■ **Available data**
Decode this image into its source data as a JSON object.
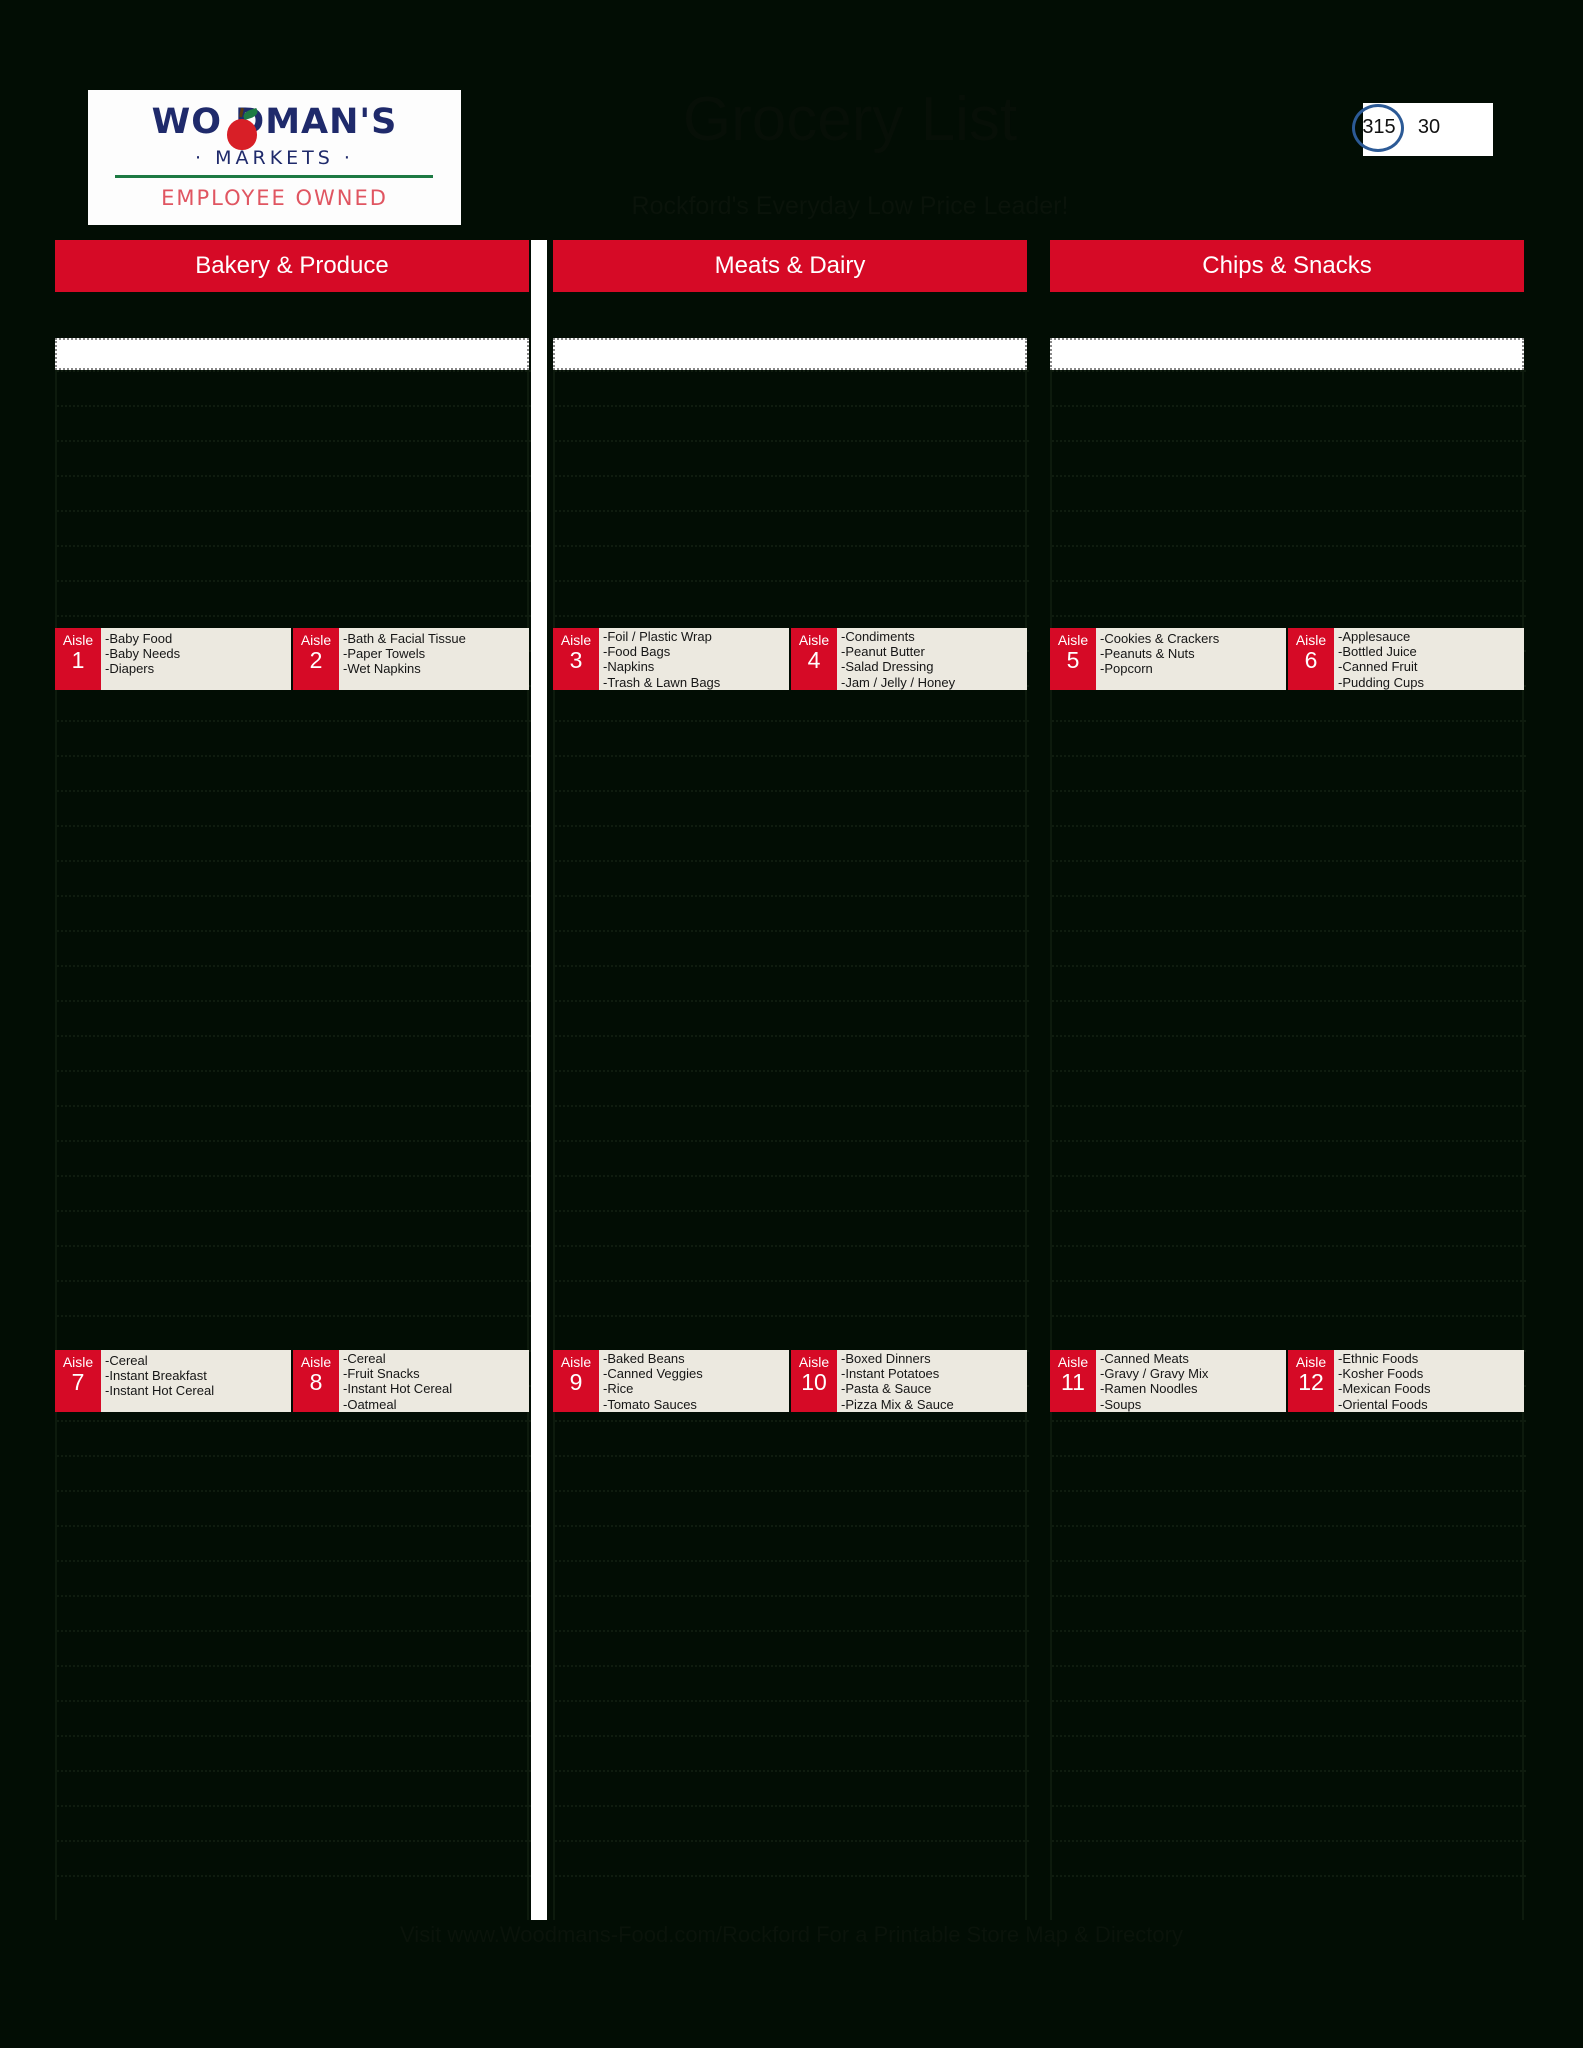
{
  "brand": {
    "wordmark": "WO DMAN'S",
    "wordmark_full": "WOODMAN'S",
    "markets": "MARKETS",
    "tagline": "EMPLOYEE OWNED",
    "apple_icon": "apple-icon",
    "colors": {
      "navy": "#1f2a6b",
      "apple_red": "#d81f27",
      "green": "#1d7a43",
      "tagline_red": "#e05561"
    }
  },
  "header": {
    "title": "Grocery List",
    "subtitle": "Rockford's Everyday Low Price Leader!",
    "page_marker": {
      "primary": "315",
      "secondary": "30",
      "circle_color": "#2c5a96"
    }
  },
  "theme": {
    "background": "#020d04",
    "accent_red": "#d60a26",
    "aisle_panel": "#ece9e0",
    "writebox": "#ffffff"
  },
  "columns": [
    {
      "title": "Bakery & Produce",
      "writebox_value": "",
      "writebox_placeholder": "",
      "aisle_rows": [
        [
          {
            "word": "Aisle",
            "number": "1",
            "items": [
              "-Baby Food",
              "-Baby Needs",
              "-Diapers"
            ]
          },
          {
            "word": "Aisle",
            "number": "2",
            "items": [
              "-Bath & Facial Tissue",
              "-Paper Towels",
              "-Wet Napkins"
            ]
          }
        ],
        [
          {
            "word": "Aisle",
            "number": "7",
            "items": [
              "-Cereal",
              "-Instant Breakfast",
              "-Instant Hot Cereal"
            ]
          },
          {
            "word": "Aisle",
            "number": "8",
            "items": [
              "-Cereal",
              "-Fruit Snacks",
              "-Instant Hot Cereal",
              "-Oatmeal"
            ]
          }
        ]
      ]
    },
    {
      "title": "Meats & Dairy",
      "writebox_value": "",
      "writebox_placeholder": "",
      "aisle_rows": [
        [
          {
            "word": "Aisle",
            "number": "3",
            "items": [
              "-Foil / Plastic Wrap",
              "-Food Bags",
              "-Napkins",
              "-Trash & Lawn Bags"
            ]
          },
          {
            "word": "Aisle",
            "number": "4",
            "items": [
              "-Condiments",
              "-Peanut Butter",
              "-Salad Dressing",
              "-Jam / Jelly / Honey"
            ]
          }
        ],
        [
          {
            "word": "Aisle",
            "number": "9",
            "items": [
              "-Baked Beans",
              "-Canned Veggies",
              "-Rice",
              "-Tomato Sauces"
            ]
          },
          {
            "word": "Aisle",
            "number": "10",
            "items": [
              "-Boxed Dinners",
              "-Instant Potatoes",
              "-Pasta & Sauce",
              "-Pizza Mix & Sauce"
            ]
          }
        ]
      ]
    },
    {
      "title": "Chips & Snacks",
      "writebox_value": "",
      "writebox_placeholder": "",
      "aisle_rows": [
        [
          {
            "word": "Aisle",
            "number": "5",
            "items": [
              "-Cookies & Crackers",
              "-Peanuts & Nuts",
              "-Popcorn"
            ]
          },
          {
            "word": "Aisle",
            "number": "6",
            "items": [
              "-Applesauce",
              "-Bottled Juice",
              "-Canned Fruit",
              "-Pudding Cups"
            ]
          }
        ],
        [
          {
            "word": "Aisle",
            "number": "11",
            "items": [
              "-Canned Meats",
              "-Gravy / Gravy Mix",
              "-Ramen Noodles",
              "-Soups"
            ]
          },
          {
            "word": "Aisle",
            "number": "12",
            "items": [
              "-Ethnic Foods",
              "-Kosher Foods",
              "-Mexican Foods",
              "-Oriental Foods"
            ]
          }
        ]
      ]
    }
  ],
  "footer": {
    "text": "Visit www.Woodmans-Food.com/Rockford For a Printable Store Map & Directory"
  }
}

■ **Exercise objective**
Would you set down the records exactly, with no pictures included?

■ **Your response**
Decode this image into its source data as a JSON object.
{
  "brand": {
    "wordmark": "WO DMAN'S",
    "wordmark_full": "WOODMAN'S",
    "markets": "MARKETS",
    "tagline": "EMPLOYEE OWNED",
    "apple_icon": "apple-icon",
    "colors": {
      "navy": "#1f2a6b",
      "apple_red": "#d81f27",
      "green": "#1d7a43",
      "tagline_red": "#e05561"
    }
  },
  "header": {
    "title": "Grocery List",
    "subtitle": "Rockford's Everyday Low Price Leader!",
    "page_marker": {
      "primary": "315",
      "secondary": "30",
      "circle_color": "#2c5a96"
    }
  },
  "theme": {
    "background": "#020d04",
    "accent_red": "#d60a26",
    "aisle_panel": "#ece9e0",
    "writebox": "#ffffff"
  },
  "columns": [
    {
      "title": "Bakery & Produce",
      "writebox_value": "",
      "writebox_placeholder": "",
      "aisle_rows": [
        [
          {
            "word": "Aisle",
            "number": "1",
            "items": [
              "-Baby Food",
              "-Baby Needs",
              "-Diapers"
            ]
          },
          {
            "word": "Aisle",
            "number": "2",
            "items": [
              "-Bath & Facial Tissue",
              "-Paper Towels",
              "-Wet Napkins"
            ]
          }
        ],
        [
          {
            "word": "Aisle",
            "number": "7",
            "items": [
              "-Cereal",
              "-Instant Breakfast",
              "-Instant Hot Cereal"
            ]
          },
          {
            "word": "Aisle",
            "number": "8",
            "items": [
              "-Cereal",
              "-Fruit Snacks",
              "-Instant Hot Cereal",
              "-Oatmeal"
            ]
          }
        ]
      ]
    },
    {
      "title": "Meats & Dairy",
      "writebox_value": "",
      "writebox_placeholder": "",
      "aisle_rows": [
        [
          {
            "word": "Aisle",
            "number": "3",
            "items": [
              "-Foil / Plastic Wrap",
              "-Food Bags",
              "-Napkins",
              "-Trash & Lawn Bags"
            ]
          },
          {
            "word": "Aisle",
            "number": "4",
            "items": [
              "-Condiments",
              "-Peanut Butter",
              "-Salad Dressing",
              "-Jam / Jelly / Honey"
            ]
          }
        ],
        [
          {
            "word": "Aisle",
            "number": "9",
            "items": [
              "-Baked Beans",
              "-Canned Veggies",
              "-Rice",
              "-Tomato Sauces"
            ]
          },
          {
            "word": "Aisle",
            "number": "10",
            "items": [
              "-Boxed Dinners",
              "-Instant Potatoes",
              "-Pasta & Sauce",
              "-Pizza Mix & Sauce"
            ]
          }
        ]
      ]
    },
    {
      "title": "Chips & Snacks",
      "writebox_value": "",
      "writebox_placeholder": "",
      "aisle_rows": [
        [
          {
            "word": "Aisle",
            "number": "5",
            "items": [
              "-Cookies & Crackers",
              "-Peanuts & Nuts",
              "-Popcorn"
            ]
          },
          {
            "word": "Aisle",
            "number": "6",
            "items": [
              "-Applesauce",
              "-Bottled Juice",
              "-Canned Fruit",
              "-Pudding Cups"
            ]
          }
        ],
        [
          {
            "word": "Aisle",
            "number": "11",
            "items": [
              "-Canned Meats",
              "-Gravy / Gravy Mix",
              "-Ramen Noodles",
              "-Soups"
            ]
          },
          {
            "word": "Aisle",
            "number": "12",
            "items": [
              "-Ethnic Foods",
              "-Kosher Foods",
              "-Mexican Foods",
              "-Oriental Foods"
            ]
          }
        ]
      ]
    }
  ],
  "footer": {
    "text": "Visit www.Woodmans-Food.com/Rockford For a Printable Store Map & Directory"
  }
}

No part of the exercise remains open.